Initial data from South Africa, the epicenter of the outbreak of the omicron variant, are "a bit encouraging regarding the severity," Anthony Fauci, U.S. President Joe Biden's chief medical adviser, said on Sunday. At the same time, he cautioned that it's too early to be definitive.
Scientists and public-health officials are scouring available data to try to predict omicron's impact as many questions about the new strain and its multiple mutations remain unanswered. The variant, now dominant in South Africa, has made its way from Tokyo to Oslo since its discovery was announced on Nov. 25.
The scramble for clarity has led to sometimes conflicting messages about how serious a threat omicron represents.
Moderna Inc. President Stephen Hoge on Sunday said there's a clear risk that existing vaccines will be less effective against omicron, though it's too early to say by how much. Other vaccine developers last week expressed optimism that the shots may retain some efficacy against severe illness.
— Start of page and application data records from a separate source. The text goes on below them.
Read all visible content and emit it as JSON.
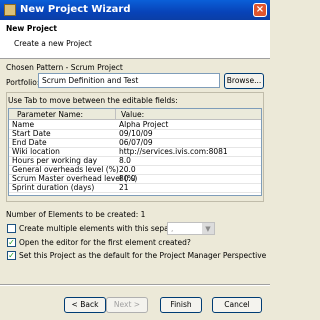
{
  "window": {
    "title": "New Project Wizard",
    "close_glyph": "×"
  },
  "header": {
    "title": "New Project",
    "description": "Create a new Project"
  },
  "pattern": {
    "label": "Chosen Pattern - Scrum Project",
    "portfolio_label": "Portfolio:",
    "portfolio_value": "Scrum Definition and Test",
    "browse_label": "Browse..."
  },
  "fields": {
    "instruction": "Use Tab to move between the editable fields:",
    "columns": [
      "Parameter Name:",
      "Value:"
    ],
    "rows": [
      {
        "name": "Name",
        "value": "Alpha Project"
      },
      {
        "name": "Start Date",
        "value": "09/10/09"
      },
      {
        "name": "End Date",
        "value": "06/07/09"
      },
      {
        "name": "Wiki location",
        "value": "http://services.ivis.com:8081"
      },
      {
        "name": "Hours per working day",
        "value": "8.0"
      },
      {
        "name": "General overheads level (%)",
        "value": "20.0"
      },
      {
        "name": "Scrum Master overhead level (%)",
        "value": "80.0"
      },
      {
        "name": "Sprint duration (days)",
        "value": "21"
      }
    ]
  },
  "elements_count_text": "Number of Elements to be created: 1",
  "options": {
    "multiple_label": "Create multiple elements with this separator:",
    "multiple_checked": false,
    "separator_value": ",",
    "open_editor_label": "Open the editor for the first element created?",
    "open_editor_checked": true,
    "default_label": "Set this Project as the default for the Project Manager Perspective",
    "default_checked": true
  },
  "buttons": {
    "back": "< Back",
    "next": "Next >",
    "finish": "Finish",
    "cancel": "Cancel"
  }
}
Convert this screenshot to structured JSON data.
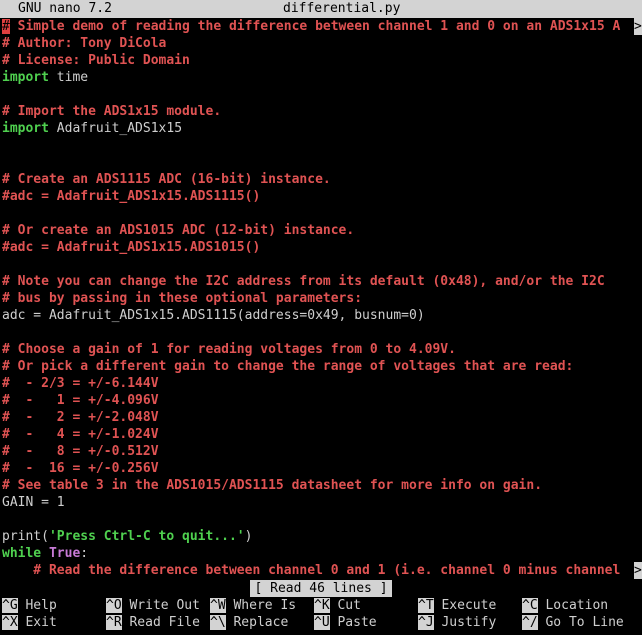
{
  "titlebar": {
    "app": "GNU nano 7.2",
    "filename": "differential.py"
  },
  "lines": [
    {
      "parts": [
        {
          "t": "#",
          "c": "cursor"
        },
        {
          "t": " Simple demo of reading the difference between channel 1 and 0 on an ADS1x15 A",
          "c": "comment"
        },
        {
          "t": ">",
          "c": "arrow"
        }
      ]
    },
    {
      "parts": [
        {
          "t": "# Author: Tony DiCola",
          "c": "comment"
        }
      ]
    },
    {
      "parts": [
        {
          "t": "# License: Public Domain",
          "c": "comment"
        }
      ]
    },
    {
      "parts": [
        {
          "t": "import",
          "c": "kw"
        },
        {
          "t": " time",
          "c": "plain"
        }
      ]
    },
    {
      "parts": []
    },
    {
      "parts": [
        {
          "t": "# Import the ADS1x15 module.",
          "c": "comment"
        }
      ]
    },
    {
      "parts": [
        {
          "t": "import",
          "c": "kw"
        },
        {
          "t": " Adafruit_ADS1x15",
          "c": "plain"
        }
      ]
    },
    {
      "parts": []
    },
    {
      "parts": []
    },
    {
      "parts": [
        {
          "t": "# Create an ADS1115 ADC (16-bit) instance.",
          "c": "comment"
        }
      ]
    },
    {
      "parts": [
        {
          "t": "#adc = Adafruit_ADS1x15.ADS1115()",
          "c": "comment"
        }
      ]
    },
    {
      "parts": []
    },
    {
      "parts": [
        {
          "t": "# Or create an ADS1015 ADC (12-bit) instance.",
          "c": "comment"
        }
      ]
    },
    {
      "parts": [
        {
          "t": "#adc = Adafruit_ADS1x15.ADS1015()",
          "c": "comment"
        }
      ]
    },
    {
      "parts": []
    },
    {
      "parts": [
        {
          "t": "# Note you can change the I2C address from its default (0x48), and/or the I2C",
          "c": "comment"
        }
      ]
    },
    {
      "parts": [
        {
          "t": "# bus by passing in these optional parameters:",
          "c": "comment"
        }
      ]
    },
    {
      "parts": [
        {
          "t": "adc = Adafruit_ADS1x15.ADS1115(address=0x49, busnum=0)",
          "c": "plain"
        }
      ]
    },
    {
      "parts": []
    },
    {
      "parts": [
        {
          "t": "# Choose a gain of 1 for reading voltages from 0 to 4.09V.",
          "c": "comment"
        }
      ]
    },
    {
      "parts": [
        {
          "t": "# Or pick a different gain to change the range of voltages that are read:",
          "c": "comment"
        }
      ]
    },
    {
      "parts": [
        {
          "t": "#  - 2/3 = +/-6.144V",
          "c": "comment"
        }
      ]
    },
    {
      "parts": [
        {
          "t": "#  -   1 = +/-4.096V",
          "c": "comment"
        }
      ]
    },
    {
      "parts": [
        {
          "t": "#  -   2 = +/-2.048V",
          "c": "comment"
        }
      ]
    },
    {
      "parts": [
        {
          "t": "#  -   4 = +/-1.024V",
          "c": "comment"
        }
      ]
    },
    {
      "parts": [
        {
          "t": "#  -   8 = +/-0.512V",
          "c": "comment"
        }
      ]
    },
    {
      "parts": [
        {
          "t": "#  -  16 = +/-0.256V",
          "c": "comment"
        }
      ]
    },
    {
      "parts": [
        {
          "t": "# See table 3 in the ADS1015/ADS1115 datasheet for more info on gain.",
          "c": "comment"
        }
      ]
    },
    {
      "parts": [
        {
          "t": "GAIN = 1",
          "c": "plain"
        }
      ]
    },
    {
      "parts": []
    },
    {
      "parts": [
        {
          "t": "print(",
          "c": "plain"
        },
        {
          "t": "'Press Ctrl-C to quit...'",
          "c": "str-g"
        },
        {
          "t": ")",
          "c": "plain"
        }
      ]
    },
    {
      "parts": [
        {
          "t": "while",
          "c": "kw"
        },
        {
          "t": " ",
          "c": "plain"
        },
        {
          "t": "True",
          "c": "true"
        },
        {
          "t": ":",
          "c": "plain"
        }
      ]
    },
    {
      "parts": [
        {
          "t": "    # Read the difference between channel 0 and 1 (i.e. channel 0 minus channel",
          "c": "comment"
        },
        {
          "t": ">",
          "c": "arrow"
        }
      ]
    }
  ],
  "status": "[ Read 46 lines ]",
  "shortcuts": [
    [
      {
        "k": "^G",
        "l": "Help"
      },
      {
        "k": "^O",
        "l": "Write Out"
      },
      {
        "k": "^W",
        "l": "Where Is"
      },
      {
        "k": "^K",
        "l": "Cut"
      },
      {
        "k": "^T",
        "l": "Execute"
      },
      {
        "k": "^C",
        "l": "Location"
      }
    ],
    [
      {
        "k": "^X",
        "l": "Exit"
      },
      {
        "k": "^R",
        "l": "Read File"
      },
      {
        "k": "^\\",
        "l": "Replace"
      },
      {
        "k": "^U",
        "l": "Paste"
      },
      {
        "k": "^J",
        "l": "Justify"
      },
      {
        "k": "^/",
        "l": "Go To Line"
      }
    ]
  ]
}
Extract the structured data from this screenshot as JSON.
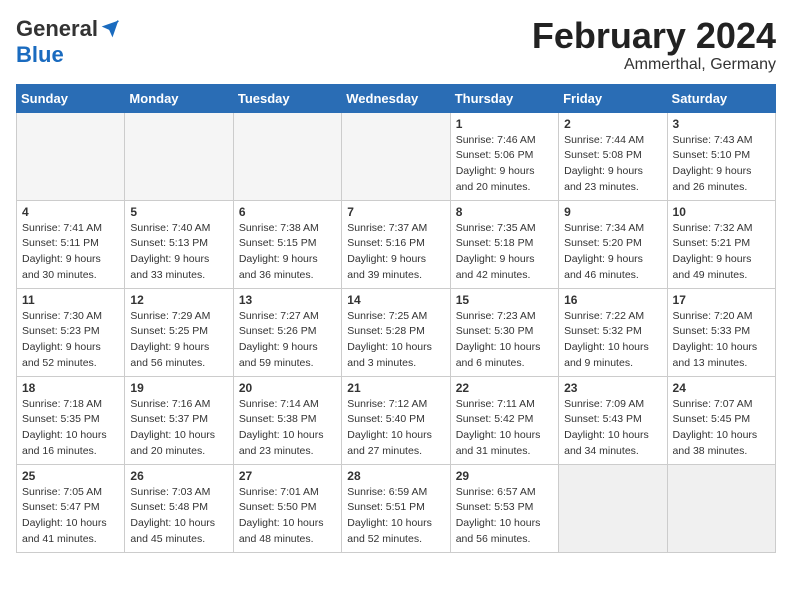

While the early link between infections and hospitalizations may look encouraging, there also tends to be a time lag between the two occurrences.
Severe symptoms in patients who contracted earlier variants typically developed between one and three weeks after they were diagnosed, according to South Africa's National Institute for Communicable Diseases. The seven-day moving average of daily new cases in the country rose to 10,055 last week, from less than 300 three weeks earlier.
Less Oxygen Needed
Governments around the world, which had hoped for a return to normalcy after two years of pandemic struggles, responded to the new strain by swiftly clamping down on travel.
The U.K. will require all travelers to take a test within 48 hours of their flight, regardless of their vaccination status. France has tightened testing requirements for visitors from outside the European Union. Germany's Angela Merkel, in her last podcast as chancellor, pleaded with people to take the virus seriously and get vaccinated.
"There was almost a knee-jerk response of countries, including the U.S., to block travel from countries in which there were recognizable cases of omicron," Fauci said Monday at a separate event. "That knee-jerk reaction was understandable, it had political and nationalistic aspects to it to protect your country, but you also have to take into consideration your responsibility not only to your country but to the rest of the world."
Omicron has sparked concern that it could evade vaccine-induced protection and frustrate efforts to reopen economies because it shows some 30 or more changes in the spike protein, which the virus uses to lever its way into cells. But several more weeks may elapse before laboratory testing and real-life studies begin to untangle exactly what the mutations mean.
In another encouraging sign, the Steve Biko and Tshwane District Hospital Complex in Pretoria, South Africa, said that most patients in the Covid wards didn't require oxygen. That marks a departure from previous waves.
Fauci said the Biden administration is reevaluating the travel ban on eight southern African countries as more information becomes available. New York City recorded three more cases of the mutation, which has popped up in at least 11 U.S. states. Omicron cases linked to a corporate Christmas party in Oslo may rise to as many as 100, a Norwegian broadcaster reported over the weekend.